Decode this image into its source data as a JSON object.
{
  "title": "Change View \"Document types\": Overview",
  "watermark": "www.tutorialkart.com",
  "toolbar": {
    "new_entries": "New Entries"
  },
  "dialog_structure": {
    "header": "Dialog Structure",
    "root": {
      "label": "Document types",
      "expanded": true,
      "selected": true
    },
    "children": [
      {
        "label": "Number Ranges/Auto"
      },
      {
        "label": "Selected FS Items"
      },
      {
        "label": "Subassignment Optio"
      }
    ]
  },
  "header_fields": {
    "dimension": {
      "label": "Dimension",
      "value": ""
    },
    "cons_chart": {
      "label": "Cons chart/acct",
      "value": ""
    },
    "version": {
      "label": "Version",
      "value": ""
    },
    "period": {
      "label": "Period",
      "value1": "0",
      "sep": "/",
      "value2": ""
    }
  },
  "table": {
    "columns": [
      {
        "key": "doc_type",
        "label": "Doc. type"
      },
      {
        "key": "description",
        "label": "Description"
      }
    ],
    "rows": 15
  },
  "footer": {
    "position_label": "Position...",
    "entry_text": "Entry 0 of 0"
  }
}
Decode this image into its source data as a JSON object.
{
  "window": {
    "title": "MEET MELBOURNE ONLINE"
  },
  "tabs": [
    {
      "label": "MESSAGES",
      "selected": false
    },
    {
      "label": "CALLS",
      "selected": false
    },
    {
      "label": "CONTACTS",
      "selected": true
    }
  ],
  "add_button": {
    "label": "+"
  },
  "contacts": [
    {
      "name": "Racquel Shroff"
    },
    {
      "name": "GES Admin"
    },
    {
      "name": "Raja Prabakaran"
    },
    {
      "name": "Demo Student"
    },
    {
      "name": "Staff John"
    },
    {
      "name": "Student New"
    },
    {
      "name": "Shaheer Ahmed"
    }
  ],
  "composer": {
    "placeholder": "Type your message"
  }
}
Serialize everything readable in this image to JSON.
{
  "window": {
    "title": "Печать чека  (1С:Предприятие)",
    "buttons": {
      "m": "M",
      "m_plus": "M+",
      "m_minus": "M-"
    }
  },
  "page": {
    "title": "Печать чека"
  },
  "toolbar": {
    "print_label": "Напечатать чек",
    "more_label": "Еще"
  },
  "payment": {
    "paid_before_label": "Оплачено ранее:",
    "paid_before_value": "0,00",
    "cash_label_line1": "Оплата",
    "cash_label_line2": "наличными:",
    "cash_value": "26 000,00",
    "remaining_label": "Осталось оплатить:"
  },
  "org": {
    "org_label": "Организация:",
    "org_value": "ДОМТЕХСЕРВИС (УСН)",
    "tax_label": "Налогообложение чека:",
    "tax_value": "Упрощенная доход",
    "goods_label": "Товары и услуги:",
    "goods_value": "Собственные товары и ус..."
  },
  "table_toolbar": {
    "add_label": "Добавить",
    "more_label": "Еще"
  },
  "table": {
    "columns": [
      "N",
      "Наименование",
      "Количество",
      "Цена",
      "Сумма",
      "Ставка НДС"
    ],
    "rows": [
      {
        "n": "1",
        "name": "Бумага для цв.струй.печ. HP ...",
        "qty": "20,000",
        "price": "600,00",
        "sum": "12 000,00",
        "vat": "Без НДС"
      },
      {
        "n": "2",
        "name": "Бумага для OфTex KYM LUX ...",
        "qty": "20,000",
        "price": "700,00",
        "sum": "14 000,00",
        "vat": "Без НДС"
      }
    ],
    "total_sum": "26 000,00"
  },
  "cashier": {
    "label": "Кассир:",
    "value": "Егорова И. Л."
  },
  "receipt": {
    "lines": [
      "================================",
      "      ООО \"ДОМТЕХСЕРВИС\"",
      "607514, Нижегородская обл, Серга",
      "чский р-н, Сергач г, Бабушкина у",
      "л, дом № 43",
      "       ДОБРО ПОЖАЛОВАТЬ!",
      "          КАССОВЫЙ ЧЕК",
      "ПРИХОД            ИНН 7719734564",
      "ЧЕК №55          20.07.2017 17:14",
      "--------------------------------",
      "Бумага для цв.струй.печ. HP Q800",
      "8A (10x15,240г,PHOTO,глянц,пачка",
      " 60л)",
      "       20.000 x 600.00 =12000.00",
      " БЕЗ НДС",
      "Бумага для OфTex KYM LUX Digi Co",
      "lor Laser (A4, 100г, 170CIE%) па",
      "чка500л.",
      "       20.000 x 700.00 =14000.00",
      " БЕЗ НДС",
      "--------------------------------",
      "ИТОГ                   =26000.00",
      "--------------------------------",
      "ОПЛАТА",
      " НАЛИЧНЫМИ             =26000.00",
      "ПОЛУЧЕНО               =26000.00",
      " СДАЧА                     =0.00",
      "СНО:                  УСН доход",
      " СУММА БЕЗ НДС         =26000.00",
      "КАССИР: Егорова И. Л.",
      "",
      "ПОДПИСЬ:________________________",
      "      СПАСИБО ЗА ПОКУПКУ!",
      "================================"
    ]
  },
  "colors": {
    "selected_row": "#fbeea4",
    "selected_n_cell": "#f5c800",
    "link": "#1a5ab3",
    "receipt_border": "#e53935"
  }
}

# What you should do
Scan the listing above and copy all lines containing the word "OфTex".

# Exercise output
        "name": "Бумага для OфTex KYM LUX ...",
      "Бумага для OфTex KYM LUX Digi Co",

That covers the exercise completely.